Bladder cancer is a prevalent and potentially life-threatening condition that demands attention. With timely awareness, early detection, and appropriate treatment, the prognosis for individuals with bladder cancer can be significantly improved.
What is Bladder Cancer?
Bladder cancer begins when cells in the bladder start growing uncontrollably. The most common type is urothelial carcinoma, which originates in the urothelial cells lining the bladder. Less common types include squamous cell carcinoma and adenocarcinoma. Over 90% of bladder cancers are diagnosed in individuals over 55, with men being more commonly affected.
Risk Factors and Causes
Several risk factors increase the likelihood of bladder cancer. Smoking is a major contributor, with smokers being three times more likely to develop bladder cancer than non-smokers. Occupational exposure to certain chemicals, such as those used in the dye, rubber, and leather industries, is another notable risk factor. Family history, certain genetic mutations, chronic bladder infections, and radiation exposure also play a role.
Signs and Symptoms
Early detection is key to successful treatment. Symptoms of bladder cancer include hematuria (blood in urine), which is usually painless. Changes in urinary habits, such as increased frequency or urgency, and discomfort or pain during urination, should not be ignored. While these symptoms can indicate other conditions as well, it’s crucial to consult a healthcare professional for accurate diagnosis.
Diagnosing Bladder Cancer
Diagnosing bladder cancer involves various procedures. Cystoscopy allows doctors to visually examine the bladder lining using a thin tube with a camera. Urine cytology involves analyzing urine samples for cancer cells. Imaging tests like CT scans and MRIs help determine the cancer’s stage and extent. Biopsies, where a tissue sample is taken, confirm the diagnosis and identify the type of cancer.
Stages of Bladder Cancer
Bladder cancer is staged from 0 to IV, indicating its progression. Stage 0 refers to non-invasive cancer limited to the innermost layer of the bladder lining. As the stages advance, cancer infiltrates deeper bladder layers and nearby tissues. Determining the stage guides treatment decisions. The TNM staging system considers tumor size, lymph node involvement, and metastasis.

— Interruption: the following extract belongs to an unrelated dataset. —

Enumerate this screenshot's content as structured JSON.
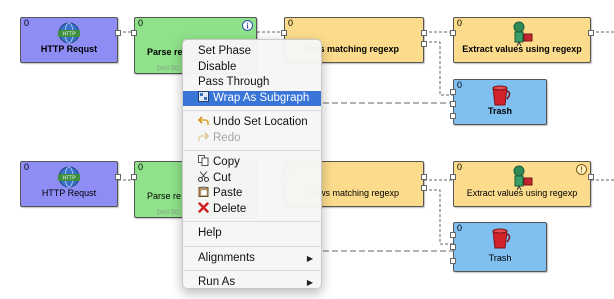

Treatment for bladder cancer depends on its stage and type. Early-stage non-invasive cancers may be treated by removing the tumor during cystoscopy. More advanced cases might require surgery to remove part or all of the bladder (cystectomy). Chemotherapy, radiation therapy, and immunotherapy are also used alone or in combination. Targeted therapies focus on specific cancer-related molecules.
Living with and Beyond Bladder Cancer
A bladder cancer diagnosis can be emotionally challenging. Support groups and counseling can provide patients and caregivers with much-needed assistance. Maintaining a healthy lifestyle is essential during and after treatment. Regular follow-up appointments are crucial for monitoring recurrence or potential complications. Survivorship care focuses on long-term well-being.
Prevention and Outlook
Prevention strategies include quitting smoking and minimizing chemical exposures. Regular check-ups increase the likelihood of early detection. Adopting a healthy lifestyle with a balanced diet, regular exercise, and stress management can contribute to reducing the risk of recurrence. Advances in medical research continue to improve treatment options and outcomes for bladder cancer patients.
Understanding bladder cancer, its risk factors, symptoms, and treatment options empowers individuals to take charge of their health. Early detection, combined with medical advances and a supportive network, offers hope for better outcomes for those facing this challenging diagnosis.
*Statistics with reference links
Bladder cancer is the 6th most common cancer in the United States.
Reference: American Cancer Society
About 9 out of 10 people diagnosed with bladder cancer are over the age of 55.
Reference: Cancer Research UK
Smoking is estimated to be responsible for about half of all bladder cancer cases.
Reference: World Cancer Research Fund
Hematuria (blood in the urine) is a common symptom of bladder cancer, occurring in about 8 out of 10 cases.
Reference: Mayo Clinic
The risk of developing bladder cancer is about 3-4 times higher in men than in women.
Reference: Cancer Research UK